At the end of 2017, he became Editor-in-Chief of Esquire Italia, the Italian arm of one of the magazines that shaped the history of journalism. Founded in the US in 1933, Esquire covers culture, politics, sport, economics and lifestyle, and its pages have featured contributions from Ernest Hemingway, Francis Scott Fitzgerald, Norman Mailer and Tom Wolfe (to name just a few).


How did he get started?

With an internship at VICE UK. He was 22 years old, he wrote pieces for the magazine, and the London newsroom at the time consisted of seven people. One day, he took a phone call like many others: on the other end of the line was Andrea Rasoli, who wanted to open a newsroom in Italy. Tim replied in Italian, and they immediately began to work together on the first issue of VICE Italy, with Rasoli in the role of publisher and Tim as editor.


The craziest thing he’s ever done?

Founding The Milan Review. In the era of e-books, free online content and the print crisis, he opened a publishing house that, in addition to comics and photography, published a bi-annual literary magazine in English whose format and editorial style changed with every issue.


Who would he want in his dream work group?

John Jeremiah Sullivan, the author of Pulphead (2014, Sellerio), and Tom Bissell, because he fell in love with the author’s way of writing about video games while reading Extra Lives: Why Video Games Matter (2012, ISBN). Plus Ben Lerner, John Cheever, Pete Dexter and Emmanuel Carrère. His favourite book is probably Speak, Memory by Vladimir Nabokov.


What can’t he stand?

Aperitifs, reading on a Kindle and dancing, especially at festivals.


How and where can you keep up-to-date with his latest work?

Follow him on Twitter, read his articles in Esquire, or do a bit of digging through his old Medium pieces: he really does write about everything, from guillotines to rhinos.



The Master of 2016-2018 was Massimo Banzi, an Italian businessman and designer. Co-founder of Arduino, according to The Economist he is one of the promoters of the “new industrial revolution” started by the Maker movement.
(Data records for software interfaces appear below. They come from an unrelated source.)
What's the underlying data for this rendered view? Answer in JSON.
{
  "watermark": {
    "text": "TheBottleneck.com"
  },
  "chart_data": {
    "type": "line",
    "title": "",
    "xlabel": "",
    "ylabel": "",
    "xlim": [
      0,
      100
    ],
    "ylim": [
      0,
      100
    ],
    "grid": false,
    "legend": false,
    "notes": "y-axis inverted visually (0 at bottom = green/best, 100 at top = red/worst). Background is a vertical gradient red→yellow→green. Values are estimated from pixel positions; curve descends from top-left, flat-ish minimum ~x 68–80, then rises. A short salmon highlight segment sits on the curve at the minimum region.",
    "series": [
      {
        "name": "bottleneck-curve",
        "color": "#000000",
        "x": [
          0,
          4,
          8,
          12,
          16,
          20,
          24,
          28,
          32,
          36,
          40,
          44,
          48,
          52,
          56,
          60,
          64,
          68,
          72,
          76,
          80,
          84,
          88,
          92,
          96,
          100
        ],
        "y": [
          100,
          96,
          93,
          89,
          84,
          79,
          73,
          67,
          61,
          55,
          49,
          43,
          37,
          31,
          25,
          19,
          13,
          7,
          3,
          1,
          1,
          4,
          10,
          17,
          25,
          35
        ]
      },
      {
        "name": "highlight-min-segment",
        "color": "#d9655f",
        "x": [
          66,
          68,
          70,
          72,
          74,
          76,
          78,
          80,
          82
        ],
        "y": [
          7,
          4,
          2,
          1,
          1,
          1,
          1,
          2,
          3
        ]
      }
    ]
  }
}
The Master of 2017-2016 is Paolo Iabichino, CCO of Ogilvy&Mather Italia. He writes, teaches and studies advertising and marketing and never stops enjoying it. Yaou can follow his digital alter ego Iabicus twittering, posting pictures on Instagram, posting on Facebook  and writing on Medium.


Here’s a list of people who dropped by College Digital during the last school years: Michel ReilhacAlessandro Garofalo, Manuela Cacciamani, Max Giovagnoli, Davide Bartolucci, Emmanuel Guardiola, Simone Arcagni, Giuseppe Mazza, Tito Faraci, Luca Morena.